This year will prove whether Harmening and his leadership team's plan to jump-start true sales growth will work. Marketing can help eke out incremental growth, but innovation remains one of the most important aspects of running food brands. People are attracted to new products that fit their taste, lifestyle and budget.

Mega-food companies — like General Mills, Kraft Heinz and Campbell's — know they need to be more like the small, upstart food companies, which are delivering those unique products that modern consumers seek. The advent of e-commerce diminished the role of brick-and-mortar grocery stores by removing the middleman between companies and buyers, ushering in an era of bootstrapping brands rising in popularity.

This has made rapid innovation more important than ever. General Mills learned the hard way the importance of responding quickly to consumer demand. A decade ago it failed to recognize Greek yogurt as more than a passing fad. The company's entry into Greek yogurt was years too late, and its yogurt business is still recovering.

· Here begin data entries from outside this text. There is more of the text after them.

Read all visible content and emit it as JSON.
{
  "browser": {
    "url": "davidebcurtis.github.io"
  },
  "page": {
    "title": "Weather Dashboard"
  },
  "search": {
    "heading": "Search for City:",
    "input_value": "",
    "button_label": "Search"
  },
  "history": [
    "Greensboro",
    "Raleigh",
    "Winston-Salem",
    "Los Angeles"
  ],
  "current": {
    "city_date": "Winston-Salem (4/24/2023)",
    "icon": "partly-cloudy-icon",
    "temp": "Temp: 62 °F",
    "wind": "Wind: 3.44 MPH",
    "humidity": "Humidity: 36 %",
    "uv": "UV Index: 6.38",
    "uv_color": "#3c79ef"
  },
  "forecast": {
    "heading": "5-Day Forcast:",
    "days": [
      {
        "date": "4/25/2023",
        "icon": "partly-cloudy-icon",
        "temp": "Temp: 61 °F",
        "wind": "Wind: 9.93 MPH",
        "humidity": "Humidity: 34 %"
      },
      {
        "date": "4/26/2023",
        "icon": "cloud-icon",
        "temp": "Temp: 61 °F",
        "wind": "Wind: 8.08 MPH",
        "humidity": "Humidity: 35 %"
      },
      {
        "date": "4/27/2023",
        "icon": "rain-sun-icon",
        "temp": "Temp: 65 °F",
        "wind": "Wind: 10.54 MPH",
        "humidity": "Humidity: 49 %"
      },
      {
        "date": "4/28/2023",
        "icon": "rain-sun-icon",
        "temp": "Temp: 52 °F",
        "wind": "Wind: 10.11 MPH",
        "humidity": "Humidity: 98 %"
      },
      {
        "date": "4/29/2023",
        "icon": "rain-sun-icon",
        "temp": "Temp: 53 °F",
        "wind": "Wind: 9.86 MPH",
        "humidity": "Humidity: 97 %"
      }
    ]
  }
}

"That was extremely painful and expensive, so they made some changes to their agility," Scheuneman said. "Now they are able to react more quickly to changes in the marketplace and greatly reduced the time it takes to launch a new product."

General Mills has acquired a number of these smaller brands, like Epic Provisions, Larabar and Annie's. It also has an in-house venture-capital arm that looks for young brands to invest in. But the company will need to develop fresh ideas internally, and that is harder to do in a behemoth like General Mills that has layers of decisionmakers.

"I think the first thing is that if you want to be agile as an organization, you need to have direct points of contact with the consumer," Harmening said. "Do we have it today? No. But I'm never fully satisfied. I think we are getting better at that."

Harmening said he is most proud of the "way we've gone about our business." He points to a new "engaging leaders" program that encourages employees to speak candidly, even if it means disagreeing with someone higher up. He is also excited about his refreshed board of directors, which bring diversity in gender, industry experiences and ethnicity.

"Anytime you have lots of points of views, you see the truth from a different point of view — and you see that especially with new innovation and ideas," Harmening said.

Kristen Leigh Painter • 612-673-4767